Ed Koch was one of a kind and a true friend of Israel. Before he died, he made it known that he wanted his gravestone to be inscribed with the most famous prayer in Judaism: “Shema.” It is a declaration of faith, a pledge of allegiance to one God and to the nation of Israel.
The Shema is said upon arising in the morning and upon going to sleep at night. It is said when praising God and when calling upon Him. It is the first prayer that a Jewish child is taught to say and it is the last words a Jew says prior to death.
The prayer begins with the most sacred of words:”Shema Yisrael,” literally “Hear, O Israel.” Mayor Koch, whether it was your candid outspokenness or your warm friendship, Israel hears you loud and clear.
May your memory be blessed and may your rest be in peace, dear friend.
Baruch Dayan HaEmet
The following article first appeared in Haaretz.
BY IDO AHARONI

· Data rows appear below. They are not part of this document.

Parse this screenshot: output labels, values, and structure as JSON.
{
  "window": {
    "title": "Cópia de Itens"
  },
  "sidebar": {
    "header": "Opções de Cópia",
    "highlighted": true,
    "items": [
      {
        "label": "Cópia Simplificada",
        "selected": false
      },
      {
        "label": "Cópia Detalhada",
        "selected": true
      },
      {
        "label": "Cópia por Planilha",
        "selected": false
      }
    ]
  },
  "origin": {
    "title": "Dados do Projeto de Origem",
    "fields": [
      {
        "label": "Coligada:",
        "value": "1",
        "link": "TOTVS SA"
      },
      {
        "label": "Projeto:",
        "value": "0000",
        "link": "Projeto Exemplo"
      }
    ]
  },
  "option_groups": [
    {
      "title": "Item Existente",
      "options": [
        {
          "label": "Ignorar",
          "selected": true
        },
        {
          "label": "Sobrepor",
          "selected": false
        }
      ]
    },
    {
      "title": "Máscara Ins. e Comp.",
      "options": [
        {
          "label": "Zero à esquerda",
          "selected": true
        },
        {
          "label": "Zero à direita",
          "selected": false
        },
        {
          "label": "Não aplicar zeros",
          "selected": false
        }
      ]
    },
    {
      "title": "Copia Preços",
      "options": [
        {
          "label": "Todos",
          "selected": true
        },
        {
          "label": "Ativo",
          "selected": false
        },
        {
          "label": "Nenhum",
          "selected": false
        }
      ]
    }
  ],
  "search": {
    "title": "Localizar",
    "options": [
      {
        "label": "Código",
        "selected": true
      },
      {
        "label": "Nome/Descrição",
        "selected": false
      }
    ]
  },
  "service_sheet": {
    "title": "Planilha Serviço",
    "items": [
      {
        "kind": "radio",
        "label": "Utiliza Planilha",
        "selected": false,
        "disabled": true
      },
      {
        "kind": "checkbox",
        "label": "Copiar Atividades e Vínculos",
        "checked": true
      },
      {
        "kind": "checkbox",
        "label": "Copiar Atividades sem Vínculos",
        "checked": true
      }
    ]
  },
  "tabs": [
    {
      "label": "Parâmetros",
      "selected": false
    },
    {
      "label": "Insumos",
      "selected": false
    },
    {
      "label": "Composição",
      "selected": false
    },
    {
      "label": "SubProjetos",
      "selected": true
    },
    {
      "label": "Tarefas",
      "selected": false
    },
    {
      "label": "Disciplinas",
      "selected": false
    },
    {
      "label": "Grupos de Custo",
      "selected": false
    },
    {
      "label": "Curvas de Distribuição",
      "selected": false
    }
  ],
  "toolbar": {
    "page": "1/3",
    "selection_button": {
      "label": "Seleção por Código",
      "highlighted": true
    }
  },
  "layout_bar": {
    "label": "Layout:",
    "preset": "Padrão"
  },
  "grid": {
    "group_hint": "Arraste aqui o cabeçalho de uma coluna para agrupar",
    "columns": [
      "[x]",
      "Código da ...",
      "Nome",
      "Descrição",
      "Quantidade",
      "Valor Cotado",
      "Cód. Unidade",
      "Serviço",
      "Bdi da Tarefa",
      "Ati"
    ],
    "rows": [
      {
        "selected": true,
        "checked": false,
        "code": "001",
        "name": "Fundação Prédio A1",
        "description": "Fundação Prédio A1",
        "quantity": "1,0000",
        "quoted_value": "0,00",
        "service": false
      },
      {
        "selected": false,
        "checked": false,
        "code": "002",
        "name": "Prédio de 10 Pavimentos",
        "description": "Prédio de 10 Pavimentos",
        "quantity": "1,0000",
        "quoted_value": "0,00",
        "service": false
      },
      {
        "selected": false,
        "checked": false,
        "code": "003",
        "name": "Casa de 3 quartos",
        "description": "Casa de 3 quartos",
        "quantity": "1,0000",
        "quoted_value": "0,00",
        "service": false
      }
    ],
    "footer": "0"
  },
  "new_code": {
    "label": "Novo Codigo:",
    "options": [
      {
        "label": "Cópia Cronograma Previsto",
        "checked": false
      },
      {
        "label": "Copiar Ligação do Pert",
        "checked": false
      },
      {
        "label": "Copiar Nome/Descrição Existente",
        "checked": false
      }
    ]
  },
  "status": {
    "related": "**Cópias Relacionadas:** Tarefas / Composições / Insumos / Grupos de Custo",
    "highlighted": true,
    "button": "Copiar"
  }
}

As Israel’s representatives in New York, we were all saddened to hear of the passing of the city’s former mayor, Ed Koch, a dear friend and a great leader. Many will no doubt be taking this opportunity to refresh their memories about his myriad accomplishments and all that he was able to achieve for this great city during a critical time in its history. The outspoken, Bronx-born Jew was full of charm and chutzpah. Undoubtedly, he took an active role in shaping the image of the quintessential ‘New Yorker’.
As mayor, Koch left behind him a distinct legacy for the advancement and promotion of New York. He was a major catalyst in what later became known as the “branding of New York” as the capital of the free world, as an object of eclectic urban fascination for the entire globe to celebrate and experience. During his tenure, as well as during his two very active decades as former mayor, he was an icon and a champion in turning the “Big Apple” into the strongest brand name in modern urban history.
That’s the New York City he left the world. But he left something very special for Israel. When I first came to New York as Consul in 2001, it was already the post-Koch era, but that didn’t stop him from continuing to be one of the most important and influential American Zionists of our time. He never shied away from showing his unwhttp://www.israelpolitik.org/wp-admin/post-new.phpavering support and love for Israel.
Since 2010 when I arrived as Consul General in New York, I had the privilege of working with Ed many times. But I was not the first to have such a close relationship with him. Koch was close to many Israeli leaders over the years, up to the very end. Our offices are decorated with pictures of Koch throughout the years, with Israeli presidents and prime ministers – and Israeli consul generals. His love for Israel was constant and withstood the test of time.
In 1990, when he visited Israel following his third and last term, Koch literally “bled for the Jewish state”: He was hit in the head by a rock during the first Intifada. It made headlines at the time, but the real story is what followed: he joked to the man next to him that ‘the stone was meant for you.’ Standing next to him was Jerusalem’s mythological mayor Teddy Kollek – the two had become lifelong friends, with Koch calling Kollek “the mayor of all mayors.” He might have gotten a little more than he bargained for but it was his warm heart, not his battle scars, that defined his relationship with Israel. His historical role provides a clear answer to his trade mark inquiry: “How’m I doing”? To which we Israelis can reply wholeheartedly: “You did very well, Mayor Koch”.
Ambassador Ido Aharoni is the Consul General of Israel in New York.